The presumption of innocence is simply that - a presumption
Presumption: the act of believing that something is true without having any proof.
The truth value of the presumption is undefined and not relevant.
It is therefore the starting point of the legal process: the Crown will attempt to provide proof through evidence that the presumption is not true.
This is no different from the null hypothesis in social science, the assumption in a mathematical proof by contradiction, or the starting point of a deductive argument in philosophy.
In any specific instance, a person is either objectively guilty of the alleged crime or they are not guilty. At the end of the legal process, they will be found guilty or not guilty (or, more rarely, neither). In an ideal world, the finding will match the objective reality but, we live in this world.

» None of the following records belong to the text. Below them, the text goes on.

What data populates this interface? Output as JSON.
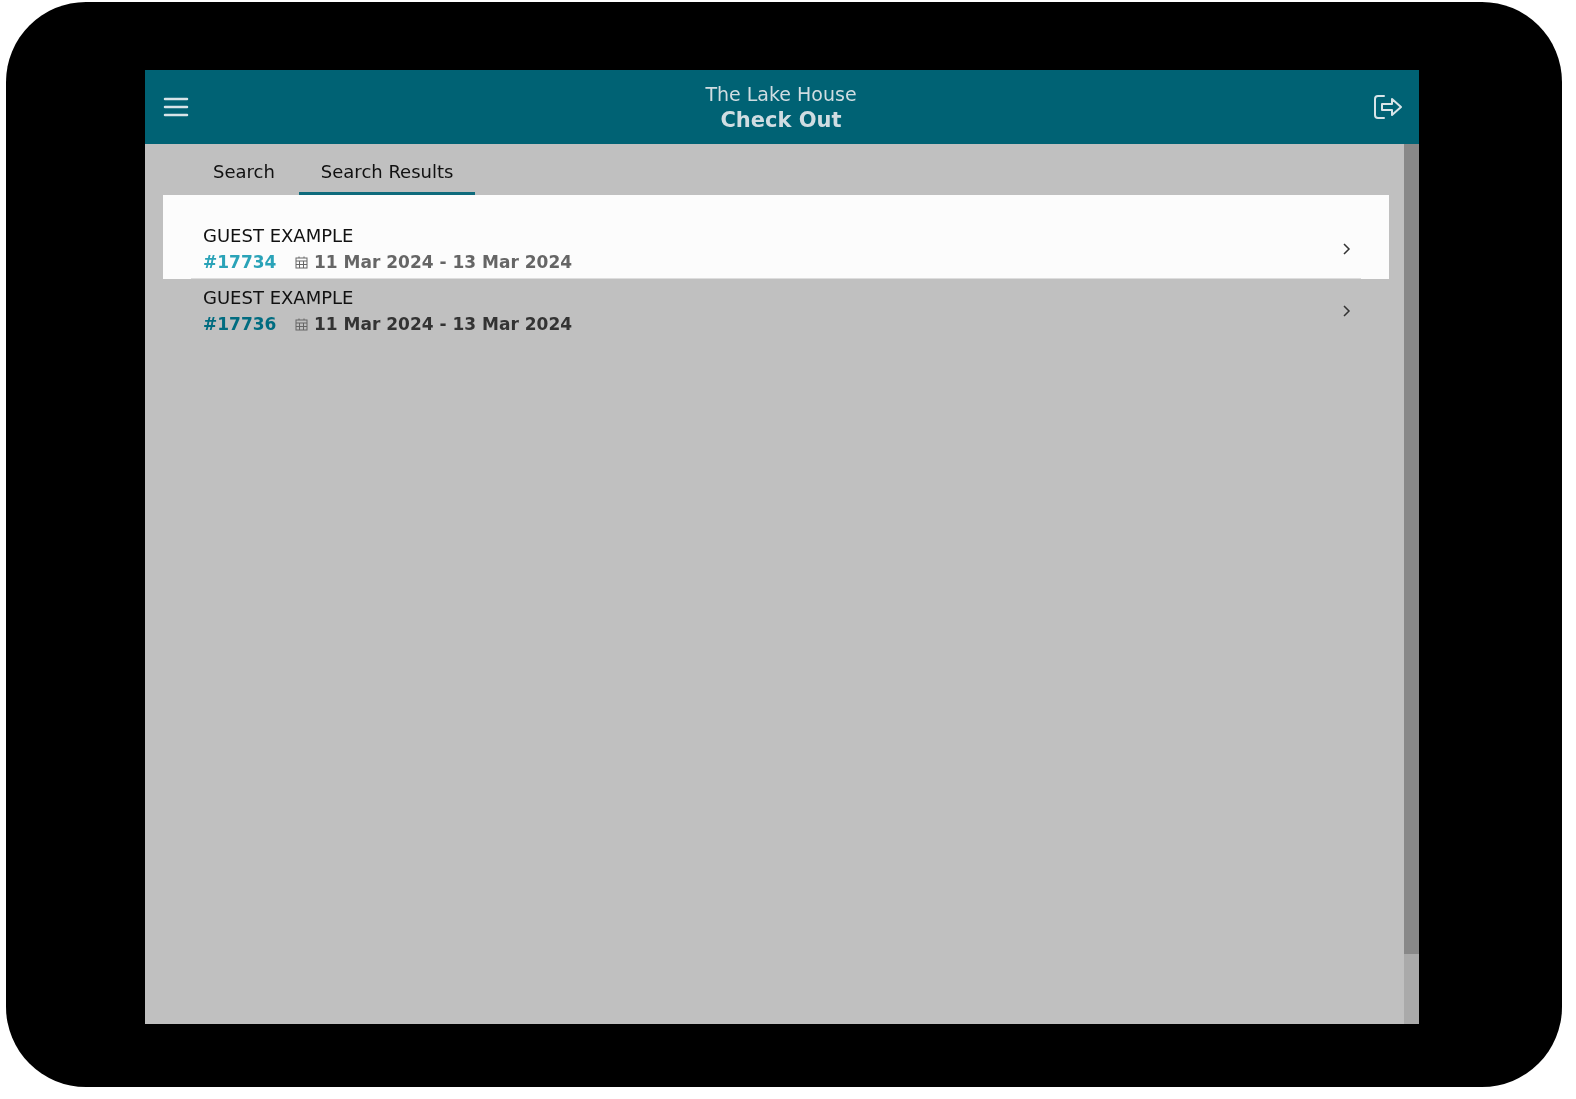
{
  "header": {
    "venue": "The Lake House",
    "title": "Check Out"
  },
  "tabs": [
    {
      "label": "Search",
      "selected": false
    },
    {
      "label": "Search Results",
      "selected": true
    }
  ],
  "results": [
    {
      "name": "GUEST EXAMPLE",
      "booking": "#17734",
      "dates": "11 Mar 2024 - 13 Mar 2024",
      "selected": true
    },
    {
      "name": "GUEST EXAMPLE",
      "booking": "#17736",
      "dates": "11 Mar 2024 - 13 Mar 2024",
      "selected": false
    }
  ]
}
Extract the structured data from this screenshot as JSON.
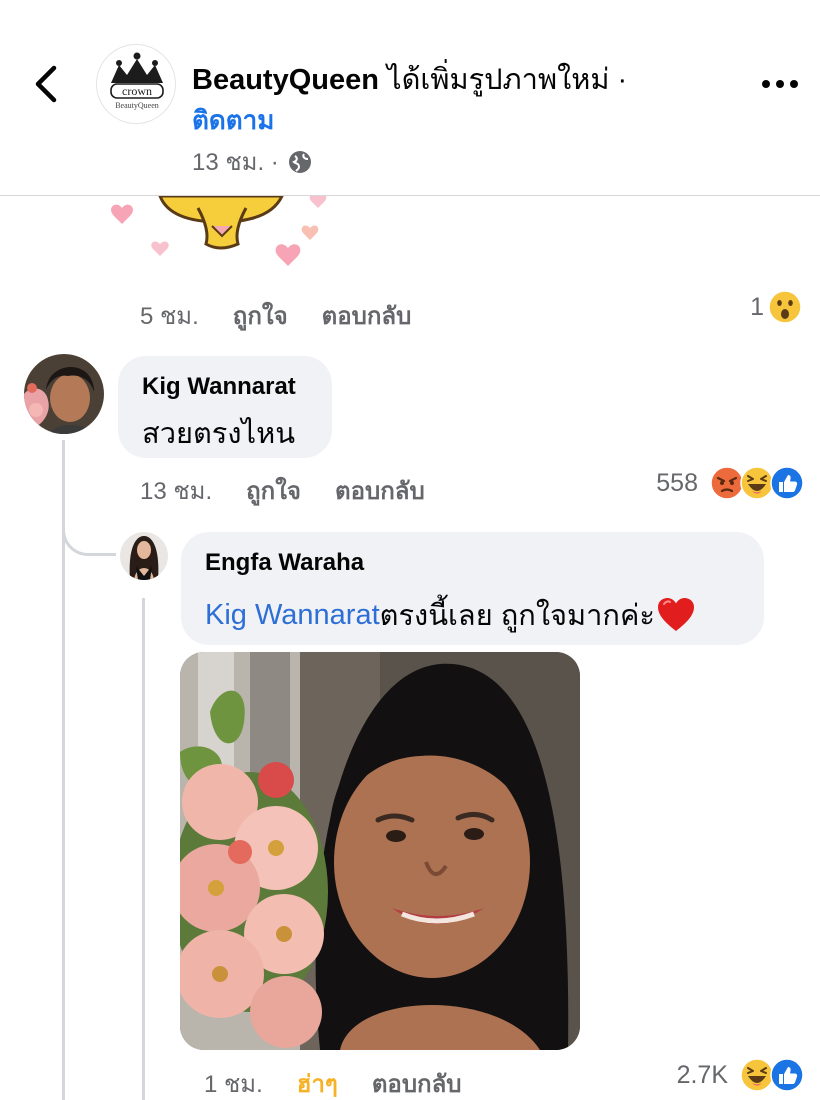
{
  "header": {
    "page_name": "BeautyQueen",
    "action_text": " ได้เพิ่มรูปภาพใหม่ ·",
    "follow_label": "ติดตาม",
    "time": "13 ชม. ·",
    "logo_text_top": "crown",
    "logo_text_bottom": "BeautyQueen"
  },
  "previous_comment": {
    "time": "5 ชม.",
    "like_label": "ถูกใจ",
    "reply_label": "ตอบกลับ",
    "reaction_count": "1",
    "reactions": [
      "wow"
    ]
  },
  "comment": {
    "author": "Kig Wannarat",
    "text": "สวยตรงไหน",
    "time": "13 ชม.",
    "like_label": "ถูกใจ",
    "reply_label": "ตอบกลับ",
    "reaction_count": "558",
    "reactions": [
      "angry",
      "haha",
      "like"
    ]
  },
  "reply": {
    "author": "Engfa Waraha",
    "mention": "Kig Wannarat",
    "text": " ตรงนี้เลย ถูกใจมากค่ะ",
    "emoji": "heart",
    "time": "1 ชม.",
    "reacted_label": "ฮ่าๆ",
    "reply_label": "ตอบกลับ",
    "reaction_count": "2.7K",
    "reactions": [
      "haha",
      "like"
    ]
  },
  "colors": {
    "accent_blue": "#1a73e8",
    "reacted_haha": "#f7b125",
    "bubble_bg": "#f0f2f5",
    "secondary_text": "#65676b"
  }
}
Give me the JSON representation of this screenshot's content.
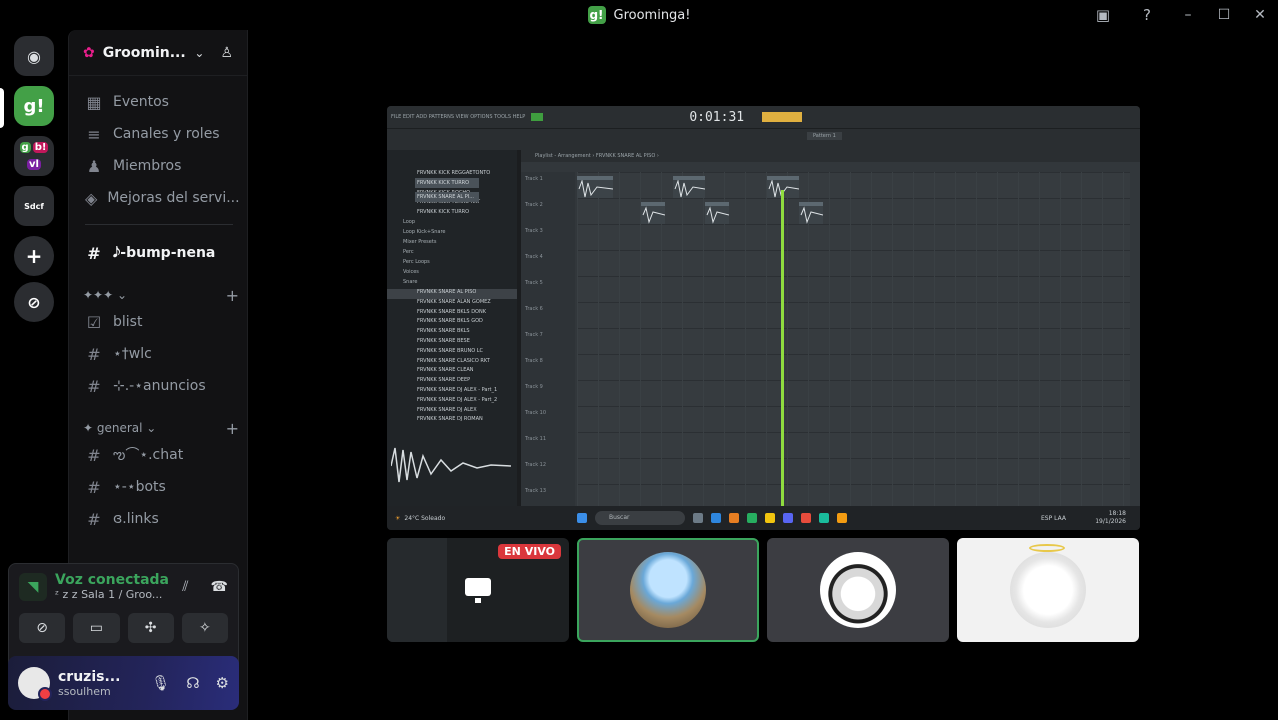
{
  "window": {
    "title": "Groominga!",
    "app_icon": "g!",
    "controls": [
      "–",
      "☐",
      "✕"
    ]
  },
  "top_icons": [
    "inbox-icon",
    "help-icon"
  ],
  "servers": [
    {
      "name": "discord-home",
      "glyph": "◉",
      "color": "#2b2d31"
    },
    {
      "name": "groominga",
      "glyph": "g!",
      "color": "#43a047",
      "selected": true
    },
    {
      "name": "folder-gb-vl",
      "glyph": "g b vl",
      "color": "#2b2d31"
    },
    {
      "name": "folder-sdcf",
      "glyph": "Sdcf",
      "color": "#2b2d31"
    },
    {
      "name": "add-server",
      "glyph": "+",
      "color": "#2b2d31"
    },
    {
      "name": "discover",
      "glyph": "⊘",
      "color": "#2b2d31"
    }
  ],
  "sidebar": {
    "server_name": "Groomin...",
    "top_items": [
      {
        "icon": "calendar-icon",
        "glyph": "▦",
        "label": "Eventos"
      },
      {
        "icon": "channels-roles-icon",
        "glyph": "≡",
        "label": "Canales y roles"
      },
      {
        "icon": "members-icon",
        "glyph": "♟",
        "label": "Miembros"
      },
      {
        "icon": "boost-icon",
        "glyph": "◈",
        "label": "Mejoras del servi..."
      }
    ],
    "active_channel": "𝅘𝅥𝅮-bump-nena",
    "categories": [
      {
        "label": "✦✦✦ ⌄",
        "channels": [
          {
            "glyph": "☑",
            "label": "blist"
          },
          {
            "glyph": "#",
            "label": "⋆†wlc"
          },
          {
            "glyph": "#",
            "label": "⊹.-⋆anuncios"
          }
        ]
      },
      {
        "label": "✦ general ⌄",
        "channels": [
          {
            "glyph": "#",
            "label": "ఌ⌒⋆.chat"
          },
          {
            "glyph": "#",
            "label": "⋆-⋆bots"
          },
          {
            "glyph": "#",
            "label": "ɞ.links"
          }
        ]
      }
    ]
  },
  "voice": {
    "status": "Voz conectada",
    "room": "ᶻ z 𝗓 Sala 1 / Groo..."
  },
  "user": {
    "name": "cruzis...",
    "handle": "ssoulhem"
  },
  "stream": {
    "fl_menu": "FILE EDIT ADD PATTERNS VIEW OPTIONS TOOLS HELP",
    "fl_time": "0:01:31",
    "playlist_title": "Playlist - Arrangement › FRVNKK SNARE AL PISO ›",
    "pattern": "Pattern 1",
    "browser_folders": [
      "Loop",
      "Loop Kick+Snare",
      "Mixer Presets",
      "Perc",
      "Perc Loops",
      "Voices",
      "Snare"
    ],
    "browser_items_top": [
      "FRVNKK KICK REGGAETONTO",
      "FRVNKK KICK RKT",
      "FRVNKK KICK ROCHO",
      "FRVNKK KICK TURRO RKT",
      "FRVNKK KICK TURRO"
    ],
    "browser_items_snare": [
      "FRVNKK SNARE AL PISO",
      "FRVNKK SNARE ALAN GOMEZ",
      "FRVNKK SNARE BKLS DONK",
      "FRVNKK SNARE BKLS GOD",
      "FRVNKK SNARE BKLS",
      "FRVNKK SNARE BESE",
      "FRVNKK SNARE BRUNO LC",
      "FRVNKK SNARE CLASICO RKT",
      "FRVNKK SNARE CLEAN",
      "FRVNKK SNARE DEEP",
      "FRVNKK SNARE DJ ALEX - Part_1",
      "FRVNKK SNARE DJ ALEX - Part_2",
      "FRVNKK SNARE DJ ALEX",
      "FRVNKK SNARE DJ ROMAN"
    ],
    "channel_rack": [
      "FRVNKK KICK TURRO",
      "FRVNKK SNARE AL PI..."
    ],
    "tracks": [
      "Track 1",
      "Track 2",
      "Track 3",
      "Track 4",
      "Track 5",
      "Track 6",
      "Track 7",
      "Track 8",
      "Track 9",
      "Track 10",
      "Track 11",
      "Track 12",
      "Track 13"
    ],
    "taskbar_weather": "24°C Soleado",
    "taskbar_search": "Buscar",
    "taskbar_time": "18:18",
    "taskbar_date": "19/1/2026",
    "taskbar_lang": "ESP LAA"
  },
  "tiles": [
    {
      "kind": "screen",
      "badge": "EN VIVO"
    },
    {
      "kind": "avatar",
      "talking": true
    },
    {
      "kind": "avatar"
    },
    {
      "kind": "avatar"
    }
  ]
}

As a society, we have decided that it is better for the guilty to go free than the innocent get punished. Therefore, in general, we adopt the presumption of innocence and require the state to prove guilt. There are societies where the opposite presumption is made - the accused is presumed guilty and they must prove their innocence. They function as societies perfectly well.